A couple reports by the Congressional Research Service…"Maintaining financial balance after trust fund insolvency would require substantial reductions in Social Security benefits, substantial increases in income, or some combination of the two. The trustees project that following insolvency of the combined funds in 2034, Congress could restore balance by reducing scheduled benefits by about 23%; the required reduction would grow gradually to 27% by 2091. Alternatively, Congress could raise the Social Security payroll tax rate from 12.4% to 16.0% following insolvency in 2034, then gradually increase it to 16.9% by 2091."
Social Security: What Would Happen If the Trust Funds Ran Out?
Social Security: The Trust Funds
There is no trust fund. There is only a pile of IOU's issued by the government.
Social Security is now running a deficit. So, the Social Security Administration cashes in some of these IOU's to send money to recipients.
This is known as "'looting the trust fund." That is silly. There is no fund to be looted.
This has always been true. John Attarian explains.
Much of the public is convinced that a perfidious Congress is rifling a "trust fund" where our Social Security taxes are "held in trust" to pay future benefits, that this is why Social Security is headed for trouble, and that all Congress has to do to fix Social Security is put this stolen money back. These beliefs crop up perennially in letters to editors.In July 1998, Carolyn Lukensmeyer, director of the Americans Discuss Social Security project, told the Senate Special Committee on Aging that this alleged raiding of the trust fund to finance other spending is "the real focus of the public's concern." Her poll found that 79 percent of respondents believe that this is one reason why Social Security might experience financial crisis, and 45 percent believe it is the main reason. (Just 26 percent answered, correctly, that the main reason is that the elderly population is growing faster than the number of workers financing the program.)3 Obstacle to Reform
This mentality is a serious obstacle to Social Security reform. If a looted trust fund is the problem, why bother overhauling Social Security? Just make Congress return the money.
Yet this popular belief is utterly mistaken. There is no trust fund, and Congress is doing nothing wrong. What's more, the source of this misunderstanding is the government's own public-relations efforts to create support for Social Security.
The Social Security Act of 1935 created an "Old-Aged Reserve Account" in the Treasury and required that every year an amount determined sufficient to pay that year's benefits was to be appropriated to it. Any of this money not needed for benefits was to be invested in federal debt (including unmarketable debt issued for this purpose) earning 3 percent interest, or other government-guaranteed debt.
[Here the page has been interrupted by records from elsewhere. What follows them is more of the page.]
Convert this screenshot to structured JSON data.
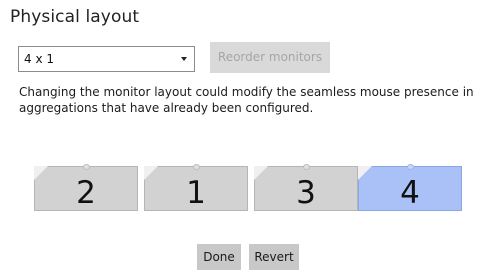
{
  "section": {
    "title": "Physical layout"
  },
  "layout_select": {
    "selected": "4 x 1",
    "icon": "chevron-down-icon"
  },
  "toolbar": {
    "reorder_label": "Reorder monitors"
  },
  "warning_text": "Changing the monitor layout could modify the seamless mouse presence in aggregations that have already been configured.",
  "monitors": [
    {
      "label": "2",
      "selected": false
    },
    {
      "label": "1",
      "selected": false
    },
    {
      "label": "3",
      "selected": false
    },
    {
      "label": "4",
      "selected": true
    }
  ],
  "actions": {
    "done_label": "Done",
    "revert_label": "Revert"
  },
  "colors": {
    "monitor_default": "#d2d2d2",
    "monitor_selected": "#a9c1f7",
    "button_bg": "#c8c8c8",
    "disabled_button_bg": "#d9d9d9",
    "disabled_text": "#a6a6a6"
  }
}
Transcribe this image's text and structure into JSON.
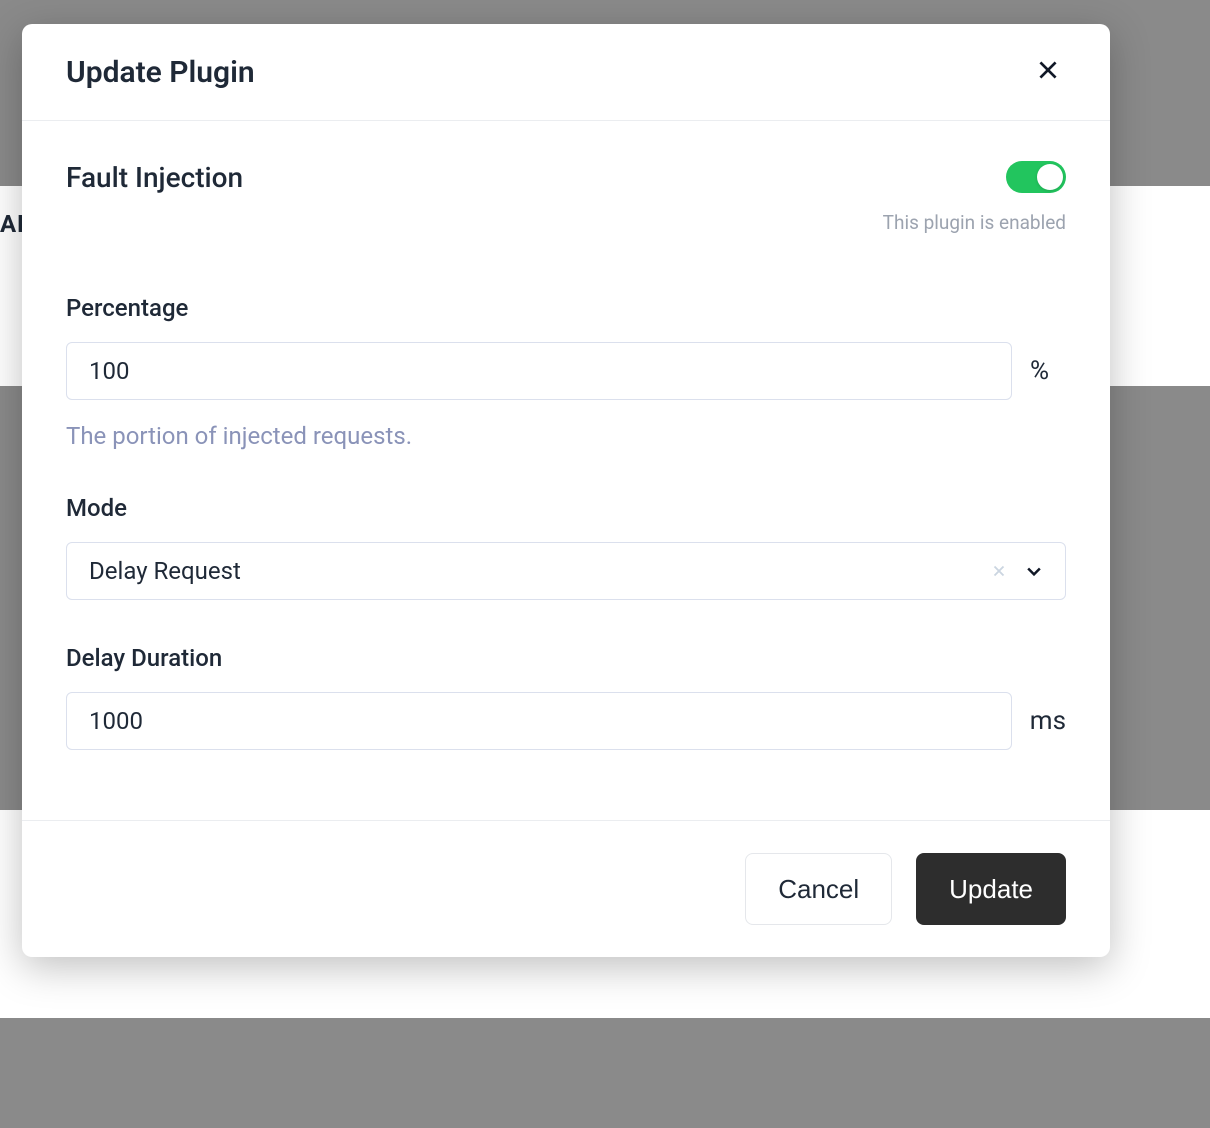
{
  "background": {
    "partial_text": "AB"
  },
  "modal": {
    "title": "Update Plugin",
    "plugin": {
      "name": "Fault Injection",
      "enabled": true,
      "enabled_hint": "This plugin is enabled"
    },
    "fields": {
      "percentage": {
        "label": "Percentage",
        "value": "100",
        "suffix": "%",
        "hint": "The portion of injected requests."
      },
      "mode": {
        "label": "Mode",
        "value": "Delay Request"
      },
      "delay_duration": {
        "label": "Delay Duration",
        "value": "1000",
        "suffix": "ms"
      }
    },
    "actions": {
      "cancel": "Cancel",
      "update": "Update"
    }
  }
}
He then provides a documented history of the debate over the trust fund. It was recognized early as a public relations scam. He then concludes.